We acknowledge the truth of this criticism. As teacher educators we are well aware that how we teach is not always compatible with what we teach. While this reality is often a concern to us in our work with preservice teachers, it struck us as especially important because we had been asked to teach an off-campus, whole language inservice course. Teaching whole language demanded that our methodology complement the course content. Because of this, we organized the class in concert with characteristics of a whole language environment: time, ownership, process, conferences, and resources (Butler and Turbill, 1984). Implementing these elements provided many challenges both for the students in the course and for us. The story that follows is our view of how these characteristics affected our students' experiences and our own.

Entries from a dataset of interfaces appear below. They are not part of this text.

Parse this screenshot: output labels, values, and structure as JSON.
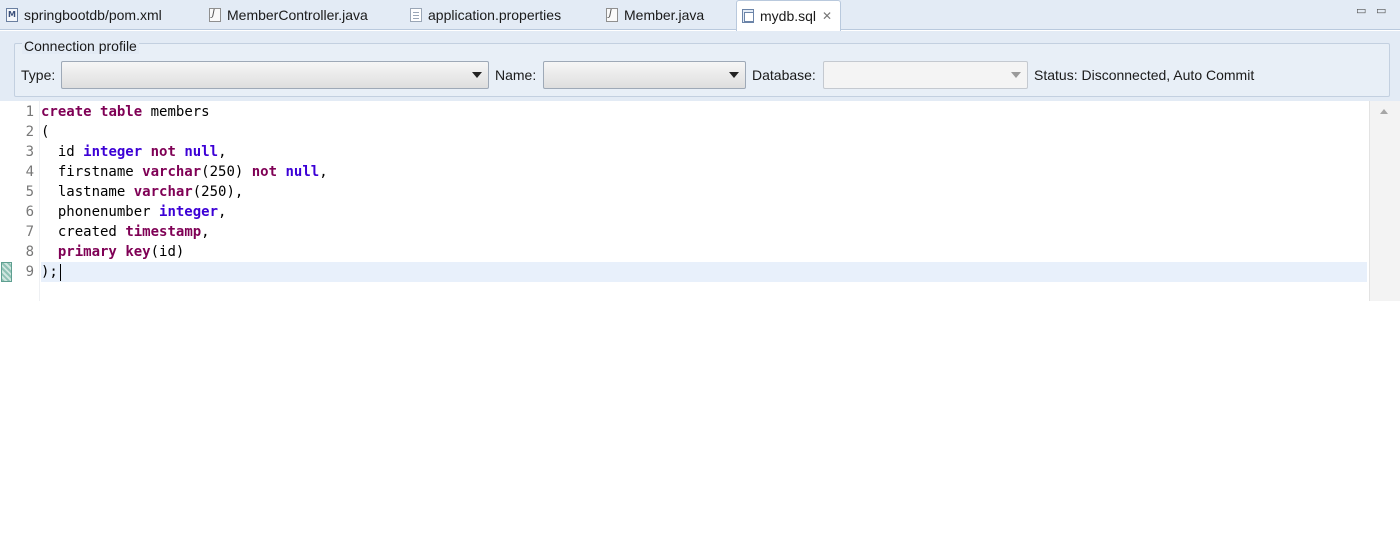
{
  "tabs": [
    {
      "label": "springbootdb/pom.xml",
      "icon": "maven-pom-icon"
    },
    {
      "label": "MemberController.java",
      "icon": "java-file-icon"
    },
    {
      "label": "application.properties",
      "icon": "properties-file-icon"
    },
    {
      "label": "Member.java",
      "icon": "java-file-icon"
    },
    {
      "label": "mydb.sql",
      "icon": "sql-file-icon",
      "active": true,
      "close": "✕"
    }
  ],
  "window_controls": {
    "minimize": "▭",
    "maximize": "▭"
  },
  "connection_profile": {
    "legend": "Connection profile",
    "type_label": "Type:",
    "type_value": "",
    "name_label": "Name:",
    "name_value": "",
    "database_label": "Database:",
    "database_value": "",
    "status": "Status: Disconnected, Auto Commit"
  },
  "editor": {
    "line_numbers": [
      "1",
      "2",
      "3",
      "4",
      "5",
      "6",
      "7",
      "8",
      "9"
    ],
    "lines": [
      "create table members",
      "(",
      "  id integer not null,",
      "  firstname varchar(250) not null,",
      "  lastname varchar(250),",
      "  phonenumber integer,",
      "  created timestamp,",
      "  primary key(id)",
      ");"
    ],
    "current_line": "9"
  },
  "colors": {
    "keyword": "#7f0055",
    "type_keyword": "#3c00d6",
    "tab_bar": "#e3ebf5",
    "current_line_highlight": "#e8f0fb"
  }
}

Prenn, M. C., & Scanlan, P. A. (1991). Teaching As We Are Taught: A Model for Whole Language Inservice. Reading Horizons: A Journal of Literacy and Language Arts, 31 (3). Retrieved from https://scholarworks.wmich.edu/reading_horizons/vol31/iss3/2